▸ **Exercise goal**: Copy every line of the data in which the word "icon" occurs.

▸ **Task input**:
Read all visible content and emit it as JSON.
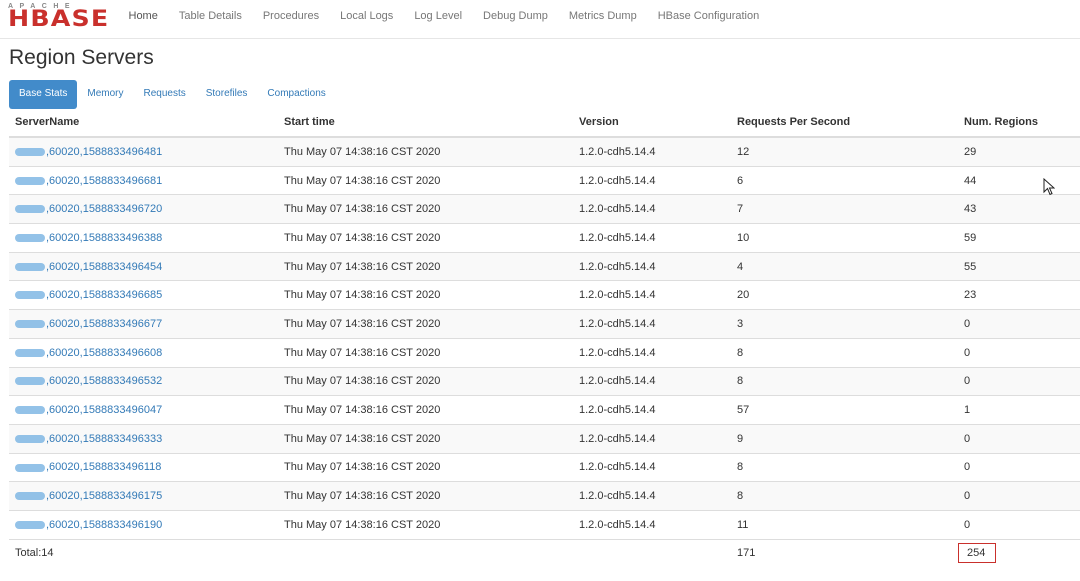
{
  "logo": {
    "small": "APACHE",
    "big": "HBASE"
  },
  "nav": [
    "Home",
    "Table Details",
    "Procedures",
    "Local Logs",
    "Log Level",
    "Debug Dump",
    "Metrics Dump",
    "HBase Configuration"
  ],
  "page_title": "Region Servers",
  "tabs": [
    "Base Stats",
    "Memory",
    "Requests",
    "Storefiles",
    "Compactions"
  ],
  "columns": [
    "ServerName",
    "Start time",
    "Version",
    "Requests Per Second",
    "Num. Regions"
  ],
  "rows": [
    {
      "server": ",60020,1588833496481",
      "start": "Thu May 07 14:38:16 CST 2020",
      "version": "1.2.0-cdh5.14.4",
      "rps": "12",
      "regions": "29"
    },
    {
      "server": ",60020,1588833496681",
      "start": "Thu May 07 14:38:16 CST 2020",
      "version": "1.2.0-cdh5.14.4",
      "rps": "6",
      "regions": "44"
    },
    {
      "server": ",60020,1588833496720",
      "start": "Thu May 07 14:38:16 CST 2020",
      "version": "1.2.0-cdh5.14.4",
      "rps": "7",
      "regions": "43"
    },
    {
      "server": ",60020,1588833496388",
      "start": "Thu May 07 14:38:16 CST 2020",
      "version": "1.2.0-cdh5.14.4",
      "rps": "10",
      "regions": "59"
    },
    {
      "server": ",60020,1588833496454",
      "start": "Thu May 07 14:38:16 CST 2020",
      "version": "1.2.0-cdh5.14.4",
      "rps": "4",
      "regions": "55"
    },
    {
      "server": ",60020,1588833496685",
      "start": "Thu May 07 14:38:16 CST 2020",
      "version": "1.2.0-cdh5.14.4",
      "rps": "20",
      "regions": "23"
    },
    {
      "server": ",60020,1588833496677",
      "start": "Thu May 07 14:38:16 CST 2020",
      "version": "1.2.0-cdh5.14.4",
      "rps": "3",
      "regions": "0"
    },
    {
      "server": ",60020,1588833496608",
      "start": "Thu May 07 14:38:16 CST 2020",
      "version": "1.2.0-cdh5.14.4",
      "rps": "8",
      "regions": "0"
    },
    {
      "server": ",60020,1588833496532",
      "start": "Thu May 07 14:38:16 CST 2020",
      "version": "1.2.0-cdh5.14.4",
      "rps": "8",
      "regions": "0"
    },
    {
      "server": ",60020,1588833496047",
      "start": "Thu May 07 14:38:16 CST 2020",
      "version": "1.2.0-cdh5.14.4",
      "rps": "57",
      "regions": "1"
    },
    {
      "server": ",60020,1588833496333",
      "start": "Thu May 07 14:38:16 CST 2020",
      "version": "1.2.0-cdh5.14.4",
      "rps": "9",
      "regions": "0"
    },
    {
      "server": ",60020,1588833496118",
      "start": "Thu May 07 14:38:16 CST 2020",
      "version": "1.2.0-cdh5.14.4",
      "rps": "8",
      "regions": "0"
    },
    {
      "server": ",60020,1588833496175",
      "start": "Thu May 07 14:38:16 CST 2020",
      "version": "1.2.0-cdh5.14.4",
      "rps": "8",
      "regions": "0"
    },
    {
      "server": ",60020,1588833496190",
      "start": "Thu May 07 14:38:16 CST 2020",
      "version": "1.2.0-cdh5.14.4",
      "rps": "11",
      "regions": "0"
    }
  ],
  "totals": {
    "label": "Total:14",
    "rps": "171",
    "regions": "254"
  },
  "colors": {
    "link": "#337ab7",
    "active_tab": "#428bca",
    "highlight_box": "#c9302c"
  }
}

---

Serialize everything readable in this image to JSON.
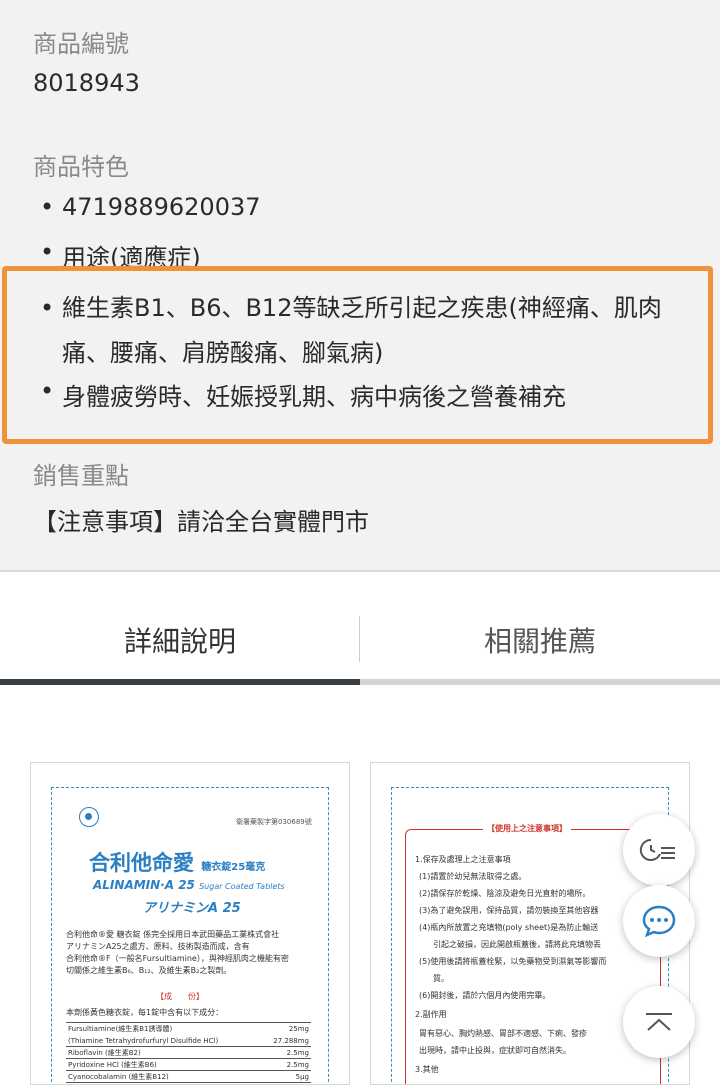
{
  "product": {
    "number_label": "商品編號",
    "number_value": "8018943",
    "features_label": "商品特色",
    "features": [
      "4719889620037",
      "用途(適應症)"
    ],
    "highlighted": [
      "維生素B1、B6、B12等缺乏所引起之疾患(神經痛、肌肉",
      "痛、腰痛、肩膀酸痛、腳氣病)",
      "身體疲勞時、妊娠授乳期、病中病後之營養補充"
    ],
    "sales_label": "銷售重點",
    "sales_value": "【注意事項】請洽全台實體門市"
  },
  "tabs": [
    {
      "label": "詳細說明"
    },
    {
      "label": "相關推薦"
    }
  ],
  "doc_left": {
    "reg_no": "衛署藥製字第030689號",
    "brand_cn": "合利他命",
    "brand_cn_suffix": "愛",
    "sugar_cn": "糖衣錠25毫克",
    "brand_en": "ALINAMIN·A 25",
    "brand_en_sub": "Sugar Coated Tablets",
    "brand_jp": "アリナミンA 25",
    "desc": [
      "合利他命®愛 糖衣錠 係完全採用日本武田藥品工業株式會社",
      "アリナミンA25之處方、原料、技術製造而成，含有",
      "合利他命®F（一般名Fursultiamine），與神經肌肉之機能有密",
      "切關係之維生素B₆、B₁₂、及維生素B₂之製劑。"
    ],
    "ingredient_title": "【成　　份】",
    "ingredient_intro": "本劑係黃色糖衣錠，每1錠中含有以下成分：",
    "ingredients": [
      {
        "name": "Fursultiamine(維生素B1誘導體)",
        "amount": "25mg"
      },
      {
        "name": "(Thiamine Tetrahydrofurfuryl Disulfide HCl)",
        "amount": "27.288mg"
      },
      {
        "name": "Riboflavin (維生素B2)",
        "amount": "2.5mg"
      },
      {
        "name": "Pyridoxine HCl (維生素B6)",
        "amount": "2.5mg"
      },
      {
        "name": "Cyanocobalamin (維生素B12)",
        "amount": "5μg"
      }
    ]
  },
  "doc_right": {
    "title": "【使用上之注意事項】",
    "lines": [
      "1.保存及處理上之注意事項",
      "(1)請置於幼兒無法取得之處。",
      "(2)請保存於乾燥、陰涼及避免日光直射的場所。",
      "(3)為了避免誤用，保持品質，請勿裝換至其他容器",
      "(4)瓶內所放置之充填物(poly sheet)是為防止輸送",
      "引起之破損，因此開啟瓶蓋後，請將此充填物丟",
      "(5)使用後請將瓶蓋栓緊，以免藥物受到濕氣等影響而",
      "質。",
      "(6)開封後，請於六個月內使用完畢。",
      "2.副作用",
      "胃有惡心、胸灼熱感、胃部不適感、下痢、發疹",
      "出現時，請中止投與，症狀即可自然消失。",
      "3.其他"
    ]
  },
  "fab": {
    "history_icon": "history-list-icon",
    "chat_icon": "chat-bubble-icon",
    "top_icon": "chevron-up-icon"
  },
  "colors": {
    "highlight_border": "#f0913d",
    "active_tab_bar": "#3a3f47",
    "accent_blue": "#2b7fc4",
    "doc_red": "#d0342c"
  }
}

▸ **Solution for this problem**:
    "history_icon": "history-list-icon",
    "chat_icon": "chat-bubble-icon",
    "top_icon": "chevron-up-icon"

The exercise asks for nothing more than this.